Problem description.
Write out the entries again. Match each one exactly.

*** Task inputs ***

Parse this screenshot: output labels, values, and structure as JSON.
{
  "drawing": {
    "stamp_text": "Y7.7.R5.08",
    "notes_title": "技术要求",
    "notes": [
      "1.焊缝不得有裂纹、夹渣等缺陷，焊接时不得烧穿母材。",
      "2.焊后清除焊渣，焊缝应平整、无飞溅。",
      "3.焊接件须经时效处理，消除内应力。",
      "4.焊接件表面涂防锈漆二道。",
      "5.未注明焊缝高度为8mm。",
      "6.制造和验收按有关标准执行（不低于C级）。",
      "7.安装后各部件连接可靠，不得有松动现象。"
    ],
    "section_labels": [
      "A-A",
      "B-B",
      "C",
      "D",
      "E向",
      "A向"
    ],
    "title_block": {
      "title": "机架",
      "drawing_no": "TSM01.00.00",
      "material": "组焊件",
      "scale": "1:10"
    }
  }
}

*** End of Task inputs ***

Output of the exercise.
Parse this screenshot: output labels, values, and structure as JSON.
{
  "drawing": {
    "stamp_text": "Y7.7.R5.08",
    "notes_title": "技术要求",
    "notes": [
      "1.焊缝不得有裂纹、夹渣等缺陷，焊接时不得烧穿母材。",
      "2.焊后清除焊渣，焊缝应平整、无飞溅。",
      "3.焊接件须经时效处理，消除内应力。",
      "4.焊接件表面涂防锈漆二道。",
      "5.未注明焊缝高度为8mm。",
      "6.制造和验收按有关标准执行（不低于C级）。",
      "7.安装后各部件连接可靠，不得有松动现象。"
    ],
    "section_labels": [
      "A-A",
      "B-B",
      "C",
      "D",
      "E向",
      "A向"
    ],
    "title_block": {
      "title": "机架",
      "drawing_no": "TSM01.00.00",
      "material": "组焊件",
      "scale": "1:10"
    }
  }
}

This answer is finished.